One of our customers calls T&E “the window into the soul of a company.” Viewed from a corporate compliance perspective, particularly through a bribery and corruption lens, T&E is potentially the soft under belly of a company. Tom Fox’s April 22 blog, “Gifts, Travel and Entertainment under the FCPA – Part I” outlines the ongoing debates on handling gifts and entertainment. 1) Pre-approvals based approach on rules for spending, or 2) a values-based approach supported by training and monitoring.

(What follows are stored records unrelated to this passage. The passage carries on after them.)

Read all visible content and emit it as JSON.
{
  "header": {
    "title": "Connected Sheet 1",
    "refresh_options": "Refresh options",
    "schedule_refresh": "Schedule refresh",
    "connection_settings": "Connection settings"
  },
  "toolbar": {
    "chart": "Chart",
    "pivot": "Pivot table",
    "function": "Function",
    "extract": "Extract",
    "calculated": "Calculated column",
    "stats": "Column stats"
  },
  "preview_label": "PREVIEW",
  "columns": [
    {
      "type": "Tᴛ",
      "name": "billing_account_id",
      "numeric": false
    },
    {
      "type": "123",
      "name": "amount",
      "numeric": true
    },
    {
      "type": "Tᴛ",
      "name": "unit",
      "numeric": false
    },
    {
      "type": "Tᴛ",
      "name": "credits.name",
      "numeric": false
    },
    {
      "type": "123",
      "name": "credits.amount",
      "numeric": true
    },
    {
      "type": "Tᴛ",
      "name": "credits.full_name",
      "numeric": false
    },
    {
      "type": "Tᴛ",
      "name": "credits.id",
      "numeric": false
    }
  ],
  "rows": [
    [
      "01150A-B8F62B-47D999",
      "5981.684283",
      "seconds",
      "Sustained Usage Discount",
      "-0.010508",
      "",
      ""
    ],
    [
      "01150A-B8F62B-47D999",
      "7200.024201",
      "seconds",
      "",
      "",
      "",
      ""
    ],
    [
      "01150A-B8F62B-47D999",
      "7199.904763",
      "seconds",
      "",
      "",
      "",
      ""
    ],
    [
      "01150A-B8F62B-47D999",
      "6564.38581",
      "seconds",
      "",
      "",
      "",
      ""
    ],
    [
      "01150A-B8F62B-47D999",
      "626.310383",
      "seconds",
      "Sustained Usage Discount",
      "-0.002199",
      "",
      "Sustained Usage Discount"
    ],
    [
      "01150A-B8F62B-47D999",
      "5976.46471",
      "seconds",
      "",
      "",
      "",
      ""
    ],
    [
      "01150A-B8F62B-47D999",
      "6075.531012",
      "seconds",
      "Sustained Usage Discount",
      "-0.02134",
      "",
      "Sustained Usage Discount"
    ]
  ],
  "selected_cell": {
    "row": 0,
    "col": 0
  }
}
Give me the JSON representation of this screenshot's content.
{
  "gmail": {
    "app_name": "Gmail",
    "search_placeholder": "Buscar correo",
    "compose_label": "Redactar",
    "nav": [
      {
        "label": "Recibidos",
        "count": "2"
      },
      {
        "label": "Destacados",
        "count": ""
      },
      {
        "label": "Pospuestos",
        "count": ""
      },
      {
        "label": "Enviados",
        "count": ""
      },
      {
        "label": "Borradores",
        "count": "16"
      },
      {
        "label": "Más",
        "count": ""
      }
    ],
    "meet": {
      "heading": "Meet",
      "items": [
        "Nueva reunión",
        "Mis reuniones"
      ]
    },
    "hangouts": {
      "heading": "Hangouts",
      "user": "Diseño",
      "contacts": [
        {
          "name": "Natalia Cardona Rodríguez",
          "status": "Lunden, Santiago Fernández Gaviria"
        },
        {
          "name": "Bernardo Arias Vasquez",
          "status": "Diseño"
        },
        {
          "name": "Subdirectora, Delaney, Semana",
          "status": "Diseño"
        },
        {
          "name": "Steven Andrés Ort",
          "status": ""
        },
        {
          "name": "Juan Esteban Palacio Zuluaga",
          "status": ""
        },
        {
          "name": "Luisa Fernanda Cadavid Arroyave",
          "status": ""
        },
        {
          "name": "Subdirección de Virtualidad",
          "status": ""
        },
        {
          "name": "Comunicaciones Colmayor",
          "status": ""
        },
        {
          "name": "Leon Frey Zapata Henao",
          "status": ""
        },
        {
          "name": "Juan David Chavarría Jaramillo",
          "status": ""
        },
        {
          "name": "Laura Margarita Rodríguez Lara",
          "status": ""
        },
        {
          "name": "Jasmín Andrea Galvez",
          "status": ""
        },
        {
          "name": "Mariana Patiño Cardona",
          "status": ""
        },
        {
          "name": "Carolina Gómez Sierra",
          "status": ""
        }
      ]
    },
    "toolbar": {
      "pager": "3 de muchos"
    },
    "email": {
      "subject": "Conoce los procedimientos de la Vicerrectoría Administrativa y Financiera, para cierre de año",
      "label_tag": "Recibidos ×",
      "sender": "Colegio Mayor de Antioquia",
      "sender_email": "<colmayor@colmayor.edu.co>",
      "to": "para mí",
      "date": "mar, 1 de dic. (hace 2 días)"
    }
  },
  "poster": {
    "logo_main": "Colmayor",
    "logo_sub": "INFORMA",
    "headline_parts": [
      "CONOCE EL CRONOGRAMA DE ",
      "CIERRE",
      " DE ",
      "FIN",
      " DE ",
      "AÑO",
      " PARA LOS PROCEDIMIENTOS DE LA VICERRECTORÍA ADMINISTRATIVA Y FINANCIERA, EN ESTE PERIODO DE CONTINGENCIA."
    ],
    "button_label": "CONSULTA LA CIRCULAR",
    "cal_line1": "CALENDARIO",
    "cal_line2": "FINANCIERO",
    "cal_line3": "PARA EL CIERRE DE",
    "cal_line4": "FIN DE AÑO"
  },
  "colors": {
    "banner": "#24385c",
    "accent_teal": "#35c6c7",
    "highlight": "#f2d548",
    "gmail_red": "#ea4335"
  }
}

T&E is arguably the easiest path for employees to take cash out of a company. While controls are in place based on the controls of corporate credit card programs and expense management systems supplemented by management approvals, the reality is that T&E systems are meant to be flexible to the needs of employees and efficient in the reimbursement process. Most organizations place a heavy reliance on management approval to control expenses and ensure compliance with corporate policy. Many supplement this control with manual audit and review efforts that review anywhere from 10% of an organization’s expense reports to 100%. This is a costly and inefficient approach since over 95% of the work is effectively false positives since reviewers are looking at compliant transactions in their quest to uncover non-compliant transactions.
All organizations have policies covering T&E and most also have at least de facto values-based reviews by approving managers. From an anti-bribery and corruption compliance perspective, the only difference is whether to add an additional compliance layer of pre-approval beyond limits or concentrate efforts around training and monitoring of values-based management. In either case it makes sense to inspect what you expect.
Rules are the basis of every corporate T&E program and travelers are accustomed to them. Preferred lodging and car rental providers are embedded into the rules as are regulations regarding the class of airline service, receipt limits, corporate credit card policies, etc. Our customers find that policy violations go down as much as 70% in the first six months of monitoring and analysis at the transaction level. Much of this gain is due to the “Hawthorne Effect”. People behave differently when they know they are being observed. But there is also an impact from company follow up on violations that were not identified by the approving manager. Misclassifications like the Coach handbag that is expensed as a train ticket, the same dinner expensed in two different reporting periods, and the weekly grocery shopping trips on Sundays are easier to identify and address.
Rules-based approaches to compliance have a tendency to become self-fulfilling prophecies. The Chief Compliance Officer (CCO) of a global oil field services company recently shared with me a failed rules-based approach his company implemented a few years ago. This company had suffered from the use of agents and facilitators in high-risk countries. To address this issue, the Chief Financial Officer (CFO) required that all new vendors categorized as “agents” or “facilitators” would need to be approved by the CFO. Not surprisingly, there were no new vendors categorized as “agents” or “facilitators”. The CCO was confident that the root cause had not been addressed since enterprising employees would choose a different vendor type. Similarly in T&E, requirements for pre-approvals will largely result in transactions falling below the threshold for pre-approval. The purchase of 12 World Cup tickets will be split into three purchases of four tickets apiece. The condominium rental in Sao Paulo for World Cup attendees will be split into multiple transactions and classified as “lodging”. And out-of-pocket expense claims will increase in order to generate cash to provide to World Cup guests. Automated monitoring and analysis will identify these circumventions of policy. Pre-approval policies may not.
Tom wrote two additional blogs on this topic, “Gifts, Travel and Entertainment under the FCPA – Part II” and “Gifts, Travel and Entertainment under the FCPA – Part III”. These blogs include guidance and examples. This additional information is instructive and useful, but I think it’s most useful when a company can benchmark the theory of its policies against the realities of its transactions and then compare the results to guidance. Automated monitoring and analysis solutions provide this benchmarking of theory and reality like nothing else can. Knowing what is expected is one thing. Knowing what has actually happened is another. That’s why our mantra at Oversight is, “Inspect what you expect.”
Solutions like these have impacts on anti-bribery and corruption programs, compliance programs, and day-to-day operations of T&E programs. The same analysis can be consumed by resources viewing the results through different lenses. The key is that everyone is looking at the juiciest, most interesting transactions. And the costs to perform this review are small, particularly when compared to the consequences of non-compliant behavior. Why aren’t all companies doing this?